**Exercise instructions**
Return all lines from the entries below in which the word "space" is present.

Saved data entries
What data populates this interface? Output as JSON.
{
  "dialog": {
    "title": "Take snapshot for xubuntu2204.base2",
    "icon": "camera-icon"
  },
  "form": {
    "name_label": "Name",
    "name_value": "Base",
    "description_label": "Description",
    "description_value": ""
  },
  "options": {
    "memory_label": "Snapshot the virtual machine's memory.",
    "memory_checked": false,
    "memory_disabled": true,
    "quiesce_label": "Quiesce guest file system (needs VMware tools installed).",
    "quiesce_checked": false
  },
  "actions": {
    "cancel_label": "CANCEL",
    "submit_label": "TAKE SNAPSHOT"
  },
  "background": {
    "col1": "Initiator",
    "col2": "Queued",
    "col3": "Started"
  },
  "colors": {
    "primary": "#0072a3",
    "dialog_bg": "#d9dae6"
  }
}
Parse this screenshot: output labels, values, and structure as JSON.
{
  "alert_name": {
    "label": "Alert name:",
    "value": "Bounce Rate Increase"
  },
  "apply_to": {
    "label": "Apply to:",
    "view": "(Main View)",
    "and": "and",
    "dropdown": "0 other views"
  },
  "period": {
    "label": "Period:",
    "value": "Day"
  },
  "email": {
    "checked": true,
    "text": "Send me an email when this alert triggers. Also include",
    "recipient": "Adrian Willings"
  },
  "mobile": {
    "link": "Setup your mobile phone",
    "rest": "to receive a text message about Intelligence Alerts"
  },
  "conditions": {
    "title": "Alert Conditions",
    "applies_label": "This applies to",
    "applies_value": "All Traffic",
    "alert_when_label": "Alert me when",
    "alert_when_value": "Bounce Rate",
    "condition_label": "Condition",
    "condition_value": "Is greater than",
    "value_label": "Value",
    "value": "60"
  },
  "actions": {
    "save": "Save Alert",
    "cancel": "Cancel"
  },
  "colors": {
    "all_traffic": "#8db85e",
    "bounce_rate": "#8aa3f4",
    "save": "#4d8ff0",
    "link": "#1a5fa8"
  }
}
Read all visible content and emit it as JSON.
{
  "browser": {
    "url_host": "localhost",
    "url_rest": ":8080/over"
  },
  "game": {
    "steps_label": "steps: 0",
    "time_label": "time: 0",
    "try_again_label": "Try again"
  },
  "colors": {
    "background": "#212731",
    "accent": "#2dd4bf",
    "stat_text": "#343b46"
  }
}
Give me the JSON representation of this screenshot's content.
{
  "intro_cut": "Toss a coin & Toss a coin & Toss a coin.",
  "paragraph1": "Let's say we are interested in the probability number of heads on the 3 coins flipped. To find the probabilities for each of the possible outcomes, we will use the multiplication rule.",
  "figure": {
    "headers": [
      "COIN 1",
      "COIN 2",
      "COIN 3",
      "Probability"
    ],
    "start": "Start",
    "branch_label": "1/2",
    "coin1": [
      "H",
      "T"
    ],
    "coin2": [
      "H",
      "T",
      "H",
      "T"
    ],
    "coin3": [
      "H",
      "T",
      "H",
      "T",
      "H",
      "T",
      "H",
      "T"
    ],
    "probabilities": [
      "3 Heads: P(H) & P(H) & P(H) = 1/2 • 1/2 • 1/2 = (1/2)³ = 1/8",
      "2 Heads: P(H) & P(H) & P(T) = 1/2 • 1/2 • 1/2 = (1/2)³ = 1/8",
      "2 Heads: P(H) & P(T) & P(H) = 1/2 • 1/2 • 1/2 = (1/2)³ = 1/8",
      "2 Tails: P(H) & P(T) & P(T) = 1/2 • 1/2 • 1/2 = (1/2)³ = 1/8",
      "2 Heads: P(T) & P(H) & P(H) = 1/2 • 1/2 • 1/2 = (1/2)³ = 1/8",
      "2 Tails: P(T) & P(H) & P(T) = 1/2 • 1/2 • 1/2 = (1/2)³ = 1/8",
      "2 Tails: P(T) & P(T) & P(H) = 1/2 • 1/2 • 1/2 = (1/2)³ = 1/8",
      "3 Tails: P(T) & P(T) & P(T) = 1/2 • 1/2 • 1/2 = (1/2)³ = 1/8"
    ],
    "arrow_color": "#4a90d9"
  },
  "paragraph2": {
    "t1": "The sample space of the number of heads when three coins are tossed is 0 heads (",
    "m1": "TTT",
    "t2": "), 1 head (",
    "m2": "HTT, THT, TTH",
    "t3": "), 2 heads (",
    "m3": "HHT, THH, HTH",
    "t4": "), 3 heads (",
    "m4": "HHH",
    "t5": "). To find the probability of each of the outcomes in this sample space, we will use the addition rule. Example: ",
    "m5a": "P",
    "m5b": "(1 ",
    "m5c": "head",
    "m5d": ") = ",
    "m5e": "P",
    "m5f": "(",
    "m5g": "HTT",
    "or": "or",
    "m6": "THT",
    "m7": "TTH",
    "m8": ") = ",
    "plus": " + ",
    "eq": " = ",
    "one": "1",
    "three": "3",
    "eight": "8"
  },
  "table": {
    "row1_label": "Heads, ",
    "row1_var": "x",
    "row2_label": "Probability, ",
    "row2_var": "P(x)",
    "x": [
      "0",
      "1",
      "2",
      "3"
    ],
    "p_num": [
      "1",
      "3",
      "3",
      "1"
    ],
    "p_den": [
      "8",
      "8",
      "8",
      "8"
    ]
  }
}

**Solution to the problem**
    "t1": "The sample space of the number of heads when three coins are tossed is 0 heads (",
    "t5": "). To find the probability of each of the outcomes in this sample space, we will use the addition rule. Example: ",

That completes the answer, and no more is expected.